journal contribution
posted on 01.01.1997, 00:00 authored by Kate BuchananKate Buchanan, C K Catchpole
Recent models of animal signalling emphasize the evolution of complex displays containing 'multiple messages'. A variety of potential cues used in female choice were investigated during a three-year field study of the sedge warbler, Acrocephalus schoenobaenus. Twelve possible cues were investigated, and three were found to have a significant influence upon pairing date. Two were different measures of song (repertoire size and song flighting) and one a measure of territory (territory size). Repertoire and territory size had a significant influence on pairing date in all three years, and song-flighting in two. The three cues were not intercorrelated and so had independent effects upon pairing date. We suggest that females select males upon multiple cues as these reflect different aspects of male and territory quality.

History

Journal

Proceedings of the Royal Society B: biological sciences

Volume

264

Issue

1381

Pagination

521 - 526

Publisher

Royal Society Publishing

Location

London, Eng.

ISSN

0962-8452

eISSN

1471-2970

Language

eng

Publication classification

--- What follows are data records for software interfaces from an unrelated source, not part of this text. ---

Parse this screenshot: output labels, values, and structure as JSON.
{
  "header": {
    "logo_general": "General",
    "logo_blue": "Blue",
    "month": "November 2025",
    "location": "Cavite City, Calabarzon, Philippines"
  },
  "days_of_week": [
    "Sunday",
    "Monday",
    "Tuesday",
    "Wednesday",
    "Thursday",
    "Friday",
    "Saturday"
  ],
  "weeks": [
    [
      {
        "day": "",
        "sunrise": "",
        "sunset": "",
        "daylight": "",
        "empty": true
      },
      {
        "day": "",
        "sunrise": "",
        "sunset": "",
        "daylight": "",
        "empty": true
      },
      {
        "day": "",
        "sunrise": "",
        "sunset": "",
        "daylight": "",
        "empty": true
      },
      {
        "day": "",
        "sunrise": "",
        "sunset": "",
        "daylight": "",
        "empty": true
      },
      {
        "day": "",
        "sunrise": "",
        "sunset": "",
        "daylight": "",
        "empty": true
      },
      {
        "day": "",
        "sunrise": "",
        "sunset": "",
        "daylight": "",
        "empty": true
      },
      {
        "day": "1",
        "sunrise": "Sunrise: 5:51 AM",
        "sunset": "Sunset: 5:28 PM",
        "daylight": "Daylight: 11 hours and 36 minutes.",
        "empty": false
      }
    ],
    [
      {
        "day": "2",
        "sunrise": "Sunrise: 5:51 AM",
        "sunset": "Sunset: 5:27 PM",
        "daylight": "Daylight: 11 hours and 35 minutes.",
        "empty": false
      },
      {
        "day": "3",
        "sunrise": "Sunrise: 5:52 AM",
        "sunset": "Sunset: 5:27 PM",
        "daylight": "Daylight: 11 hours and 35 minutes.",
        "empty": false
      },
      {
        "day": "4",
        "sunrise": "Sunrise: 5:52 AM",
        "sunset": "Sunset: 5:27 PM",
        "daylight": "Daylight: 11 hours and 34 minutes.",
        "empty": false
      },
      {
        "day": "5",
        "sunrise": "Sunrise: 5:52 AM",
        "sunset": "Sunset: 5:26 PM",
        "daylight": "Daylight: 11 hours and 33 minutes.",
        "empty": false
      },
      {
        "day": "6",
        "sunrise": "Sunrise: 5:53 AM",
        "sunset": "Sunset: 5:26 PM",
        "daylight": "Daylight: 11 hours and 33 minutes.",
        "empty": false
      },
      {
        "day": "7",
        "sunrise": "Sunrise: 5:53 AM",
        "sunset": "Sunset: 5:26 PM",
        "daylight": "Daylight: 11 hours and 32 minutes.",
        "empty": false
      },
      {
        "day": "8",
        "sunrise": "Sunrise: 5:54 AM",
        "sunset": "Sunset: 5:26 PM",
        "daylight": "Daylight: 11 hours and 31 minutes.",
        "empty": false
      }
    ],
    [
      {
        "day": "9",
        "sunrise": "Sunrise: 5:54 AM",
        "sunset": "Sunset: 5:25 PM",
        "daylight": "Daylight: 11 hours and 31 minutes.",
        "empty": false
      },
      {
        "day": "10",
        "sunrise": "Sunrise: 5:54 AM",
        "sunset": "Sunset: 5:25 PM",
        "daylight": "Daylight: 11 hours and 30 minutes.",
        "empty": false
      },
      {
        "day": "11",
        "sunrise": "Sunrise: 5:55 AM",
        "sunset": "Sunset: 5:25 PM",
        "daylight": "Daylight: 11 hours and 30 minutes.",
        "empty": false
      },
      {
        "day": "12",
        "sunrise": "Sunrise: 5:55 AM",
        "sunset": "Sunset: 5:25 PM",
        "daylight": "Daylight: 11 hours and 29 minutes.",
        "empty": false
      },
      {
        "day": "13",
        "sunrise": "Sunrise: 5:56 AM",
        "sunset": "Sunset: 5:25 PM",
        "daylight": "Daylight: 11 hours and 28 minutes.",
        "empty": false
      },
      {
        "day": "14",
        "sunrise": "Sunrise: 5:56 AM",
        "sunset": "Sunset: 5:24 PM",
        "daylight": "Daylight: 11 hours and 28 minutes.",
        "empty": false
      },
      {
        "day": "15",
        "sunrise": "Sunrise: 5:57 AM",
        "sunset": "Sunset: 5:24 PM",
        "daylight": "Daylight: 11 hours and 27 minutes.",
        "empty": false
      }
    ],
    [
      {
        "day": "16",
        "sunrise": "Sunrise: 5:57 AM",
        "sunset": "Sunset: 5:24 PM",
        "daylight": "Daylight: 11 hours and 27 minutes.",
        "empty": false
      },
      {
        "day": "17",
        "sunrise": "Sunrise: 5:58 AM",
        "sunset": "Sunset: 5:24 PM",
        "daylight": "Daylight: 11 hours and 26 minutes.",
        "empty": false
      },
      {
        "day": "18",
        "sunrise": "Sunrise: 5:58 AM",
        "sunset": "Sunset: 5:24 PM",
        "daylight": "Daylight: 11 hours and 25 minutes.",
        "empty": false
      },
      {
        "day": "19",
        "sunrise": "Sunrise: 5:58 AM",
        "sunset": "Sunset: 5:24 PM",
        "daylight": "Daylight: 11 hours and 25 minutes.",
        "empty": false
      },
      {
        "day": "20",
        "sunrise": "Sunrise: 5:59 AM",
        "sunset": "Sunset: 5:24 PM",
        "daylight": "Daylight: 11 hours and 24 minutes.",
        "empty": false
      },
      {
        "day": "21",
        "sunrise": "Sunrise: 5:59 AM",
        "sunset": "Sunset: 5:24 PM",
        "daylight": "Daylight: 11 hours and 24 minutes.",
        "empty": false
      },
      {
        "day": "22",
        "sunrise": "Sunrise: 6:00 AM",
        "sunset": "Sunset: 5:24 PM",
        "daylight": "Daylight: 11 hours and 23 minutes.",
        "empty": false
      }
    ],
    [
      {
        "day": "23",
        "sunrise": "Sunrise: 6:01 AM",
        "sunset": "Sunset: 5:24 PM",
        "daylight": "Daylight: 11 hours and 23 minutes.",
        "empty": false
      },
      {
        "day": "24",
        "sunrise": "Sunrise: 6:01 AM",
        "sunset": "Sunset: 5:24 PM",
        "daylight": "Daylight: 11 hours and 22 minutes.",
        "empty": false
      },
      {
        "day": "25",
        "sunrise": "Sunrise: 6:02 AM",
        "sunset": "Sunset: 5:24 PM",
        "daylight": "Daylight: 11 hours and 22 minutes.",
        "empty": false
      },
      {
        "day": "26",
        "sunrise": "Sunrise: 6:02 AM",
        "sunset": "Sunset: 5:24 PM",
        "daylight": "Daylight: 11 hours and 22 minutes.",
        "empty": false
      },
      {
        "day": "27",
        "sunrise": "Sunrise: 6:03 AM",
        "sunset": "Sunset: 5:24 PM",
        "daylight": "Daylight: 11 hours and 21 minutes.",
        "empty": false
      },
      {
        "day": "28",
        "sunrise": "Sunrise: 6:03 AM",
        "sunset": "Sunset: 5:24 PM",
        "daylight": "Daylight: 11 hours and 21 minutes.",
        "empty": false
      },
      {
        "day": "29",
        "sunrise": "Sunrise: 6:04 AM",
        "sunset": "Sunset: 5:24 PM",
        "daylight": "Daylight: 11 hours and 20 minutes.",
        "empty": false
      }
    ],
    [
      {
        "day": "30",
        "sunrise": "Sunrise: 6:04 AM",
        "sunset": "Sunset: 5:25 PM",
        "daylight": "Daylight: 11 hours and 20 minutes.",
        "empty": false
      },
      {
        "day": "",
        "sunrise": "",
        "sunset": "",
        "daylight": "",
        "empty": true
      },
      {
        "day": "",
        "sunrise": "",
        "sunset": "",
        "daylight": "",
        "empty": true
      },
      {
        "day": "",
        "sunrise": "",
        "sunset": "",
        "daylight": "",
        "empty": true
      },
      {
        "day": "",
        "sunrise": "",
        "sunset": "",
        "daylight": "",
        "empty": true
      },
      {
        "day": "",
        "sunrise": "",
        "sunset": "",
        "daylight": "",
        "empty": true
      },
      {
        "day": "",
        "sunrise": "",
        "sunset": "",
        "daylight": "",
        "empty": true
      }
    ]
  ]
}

C1.1 Refereed article in a scholarly journal

Copyright notice

1997, The Royal Society